The Cliff Walk from the Black Castle to Wicklow Head is another area of outstanding natural beauty, interesting not alone for its coastal scenery but also for the great variety of flora and the wide diversity of migrating sea birds which nest around the cliffs. Very often seals can be seen swimming offshore or lying on the beaches. It is unique to this district as the only other walk of its kind in the County is at Bray.

History of the area

One history book of Wicklow Town records that a traditional right of way existed, extending from Wellfield (Black Castle area) to Wicklow Head, and indeed the senior citizens of our town would testify that this walk has been in place for generations.

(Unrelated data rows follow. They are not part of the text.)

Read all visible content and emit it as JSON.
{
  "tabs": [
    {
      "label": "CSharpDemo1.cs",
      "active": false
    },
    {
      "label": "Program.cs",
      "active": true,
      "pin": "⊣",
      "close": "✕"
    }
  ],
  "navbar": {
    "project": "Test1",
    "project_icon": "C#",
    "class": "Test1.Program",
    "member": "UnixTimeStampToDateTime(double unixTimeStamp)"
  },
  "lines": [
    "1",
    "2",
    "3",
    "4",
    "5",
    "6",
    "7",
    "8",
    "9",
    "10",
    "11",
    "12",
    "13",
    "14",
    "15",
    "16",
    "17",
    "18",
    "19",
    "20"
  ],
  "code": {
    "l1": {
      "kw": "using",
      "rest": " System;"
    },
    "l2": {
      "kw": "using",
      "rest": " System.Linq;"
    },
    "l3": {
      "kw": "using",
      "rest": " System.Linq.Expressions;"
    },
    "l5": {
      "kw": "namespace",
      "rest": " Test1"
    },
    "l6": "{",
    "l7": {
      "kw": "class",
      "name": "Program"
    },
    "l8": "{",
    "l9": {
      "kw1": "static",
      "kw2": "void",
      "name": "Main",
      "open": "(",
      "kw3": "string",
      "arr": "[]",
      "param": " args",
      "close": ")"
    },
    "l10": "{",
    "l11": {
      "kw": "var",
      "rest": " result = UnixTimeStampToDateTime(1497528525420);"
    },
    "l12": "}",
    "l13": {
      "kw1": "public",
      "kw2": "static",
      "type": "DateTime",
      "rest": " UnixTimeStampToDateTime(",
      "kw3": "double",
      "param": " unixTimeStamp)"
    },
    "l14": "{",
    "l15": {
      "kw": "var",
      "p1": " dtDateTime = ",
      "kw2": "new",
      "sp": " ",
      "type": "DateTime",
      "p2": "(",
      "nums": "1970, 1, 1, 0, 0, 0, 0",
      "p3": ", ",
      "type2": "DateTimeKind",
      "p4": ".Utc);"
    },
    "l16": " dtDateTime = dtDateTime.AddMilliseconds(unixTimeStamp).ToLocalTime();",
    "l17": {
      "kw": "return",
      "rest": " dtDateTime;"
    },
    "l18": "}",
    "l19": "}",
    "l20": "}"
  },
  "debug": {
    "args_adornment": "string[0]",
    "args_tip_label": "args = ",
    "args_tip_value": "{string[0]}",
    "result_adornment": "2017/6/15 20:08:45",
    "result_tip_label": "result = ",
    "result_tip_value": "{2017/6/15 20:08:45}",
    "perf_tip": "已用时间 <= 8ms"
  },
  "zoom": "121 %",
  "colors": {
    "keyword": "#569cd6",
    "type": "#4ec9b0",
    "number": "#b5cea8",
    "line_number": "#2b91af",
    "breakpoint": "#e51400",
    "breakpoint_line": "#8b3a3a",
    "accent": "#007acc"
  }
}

Older residents of our town, some in their mid-nineties and closely associated with Wicklow lighthouse, recall that they often walked this area as children. Irish Lights maintained the roadway leading to the lighthouse.

Bride’s Head, situated on this walk, is an area of particular historical interest. At the entrance to the canyon there is a fresh-water well from which local fishermen drank in the belief that it would keep them safe. It is possible to make out the outline of the foundations of a Penal Church which was erected in the late 17th Century to serve the spiritual needs of the local community during that sad period of our history. Close to the beach we can see the remains of an old lime kiln which gives its name to the little bay, while in a cave nearby some workings have been found dating from the Stone Age period – over 5000 years ago. Apparently a knapper carried on his business there, producing flints for arrow-heads and axes. There has obviously been human habitation in the area for a very long time.

Further on, at Wicklow Head, stands the old octagonal tower, which was constructed in the late 1770’s and which served as a lighthouse – it was powered by candles! It now serves as a holiday home.

Threats to public walkway

There was an attempt in 2002 by the local authorities to officially close this walk to the public. The reason given by our Council was ‘coastal erosion’ and notices posted at Bride’s Glen stated that there was ‘no way through’. These notices referred to the Cliff Walk going both in a southerly and also in a northerly direction from the Glen. Wire fencing was also erected in an attempt to prevent access. A report appeared in the local paper stating that the Town Clerk and a Council Engineer had inspected the walk and found six areas where erosion had taken place that could be considered dangerous. The local Heritage Officer was acquainted with the problem in the hope that some sort of funding might be made available in order to address the issue, but nothing ever materialised. It is interesting to note that this walk is still patronized by the public just as much as it has been for generations past - as the well-worn pathway would testify.

Apart from the Heritage Department, continual representations have been made at the highest level both locally and nationally, but to no avail.

Possible solutions

A small amount of coastal erosion should not present an insurmountable problem. The walk, for the most part, is based on a rock foundation where erosion would not be a factor. Dúchas has provided many miles of boardwalks throughout the Wicklow Mountains often in more difficult areas that are far less accessible. Bridges have been erected on Coilte property on the side of a sheer cliff at the Devil’s Glen. Many other areas of Ireland where the cliffs are longer, higher and more precipitous than our Cliff Walk, can have their walkways maintained in good condition. The Giant’s Causeway would be a good example.

Under the 2000 Planning Act the Council can create a Right of Way in case there are any difficulties from a legal point of view, but it must be recognised that if this area were ever to be successfully closed down to the public for a certain number of years, it will be lost and gone forever. One EU document recommends that Member States “are advised to adopt a policy of opening rural areas as much as possible to outdoor recreation and sustainable forms of tourism”. The problem of funding for any necessary repairs might be addressed to INTERREG and/or the Irish Tourist Board. Perhaps some of the surplus cash that has been returned by our Council to Central Government could have been put to good use in this area. Other countries in Europe such as France, Germany, Austria, the Nordic Countries and the UK preserve their very many traditional walkways and cycle paths and these are clearly indicated on their maps. Here also, the Irish Heart Foundation might be persuaded to get involved with a Sli na Slainte if co-operation were to be forthcoming in establishing this walkway on a more firm footing. A circular route could be established returning via the lighthouse road to the car park over the Glen Strand.

One would sincerely hope that the close proximity of our local Cliff Walk to the adjacent golf course would never be prejudicial to the reinstatement and proper maintenance of this traditional walkway. A parallel situation existed at the Old Head of Kinsale, which did cause a lot of trouble. It should not be unreasonable to suggest that traditional access to this area could once again be guaranteed to all, regardless of their particular recreational pursuits.

We, in Wicklow, have an irreplaceable heritage in these wonderful amenity areas. Let’s make sure that they will still be there for our children and grandchildren to enjoy.